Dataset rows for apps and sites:
#####

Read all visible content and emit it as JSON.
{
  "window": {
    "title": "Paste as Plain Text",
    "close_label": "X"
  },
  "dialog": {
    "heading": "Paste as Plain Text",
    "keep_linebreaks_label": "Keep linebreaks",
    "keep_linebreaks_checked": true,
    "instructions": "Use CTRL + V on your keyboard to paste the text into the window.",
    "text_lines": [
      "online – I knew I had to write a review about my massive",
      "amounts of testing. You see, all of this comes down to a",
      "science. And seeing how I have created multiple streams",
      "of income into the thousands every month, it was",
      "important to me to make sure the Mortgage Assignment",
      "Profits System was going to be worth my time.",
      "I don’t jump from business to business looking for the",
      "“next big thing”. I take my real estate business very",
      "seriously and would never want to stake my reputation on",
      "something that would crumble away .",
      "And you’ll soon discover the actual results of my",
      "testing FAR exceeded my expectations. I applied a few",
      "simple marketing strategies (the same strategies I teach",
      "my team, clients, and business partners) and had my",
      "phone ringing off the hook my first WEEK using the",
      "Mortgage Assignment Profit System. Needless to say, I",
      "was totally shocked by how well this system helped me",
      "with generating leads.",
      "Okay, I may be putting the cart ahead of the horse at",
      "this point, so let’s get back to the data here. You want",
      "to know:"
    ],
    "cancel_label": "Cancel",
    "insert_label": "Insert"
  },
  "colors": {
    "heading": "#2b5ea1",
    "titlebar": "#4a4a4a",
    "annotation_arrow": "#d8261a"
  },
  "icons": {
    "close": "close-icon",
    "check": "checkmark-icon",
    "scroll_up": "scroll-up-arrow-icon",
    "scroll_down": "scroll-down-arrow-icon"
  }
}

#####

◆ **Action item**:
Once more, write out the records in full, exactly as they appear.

◆ **Answer to the problem**:
Read all visible content and emit it as JSON.
{
  "window": {
    "title": "Paste as Plain Text",
    "close_label": "X"
  },
  "dialog": {
    "heading": "Paste as Plain Text",
    "keep_linebreaks_label": "Keep linebreaks",
    "keep_linebreaks_checked": true,
    "instructions": "Use CTRL + V on your keyboard to paste the text into the window.",
    "text_lines": [
      "online – I knew I had to write a review about my massive",
      "amounts of testing. You see, all of this comes down to a",
      "science. And seeing how I have created multiple streams",
      "of income into the thousands every month, it was",
      "important to me to make sure the Mortgage Assignment",
      "Profits System was going to be worth my time.",
      "I don’t jump from business to business looking for the",
      "“next big thing”. I take my real estate business very",
      "seriously and would never want to stake my reputation on",
      "something that would crumble away .",
      "And you’ll soon discover the actual results of my",
      "testing FAR exceeded my expectations. I applied a few",
      "simple marketing strategies (the same strategies I teach",
      "my team, clients, and business partners) and had my",
      "phone ringing off the hook my first WEEK using the",
      "Mortgage Assignment Profit System. Needless to say, I",
      "was totally shocked by how well this system helped me",
      "with generating leads.",
      "Okay, I may be putting the cart ahead of the horse at",
      "this point, so let’s get back to the data here. You want",
      "to know:"
    ],
    "cancel_label": "Cancel",
    "insert_label": "Insert"
  },
  "colors": {
    "heading": "#2b5ea1",
    "titlebar": "#4a4a4a",
    "annotation_arrow": "#d8261a"
  },
  "icons": {
    "close": "close-icon",
    "check": "checkmark-icon",
    "scroll_up": "scroll-up-arrow-icon",
    "scroll_down": "scroll-down-arrow-icon"
  }
}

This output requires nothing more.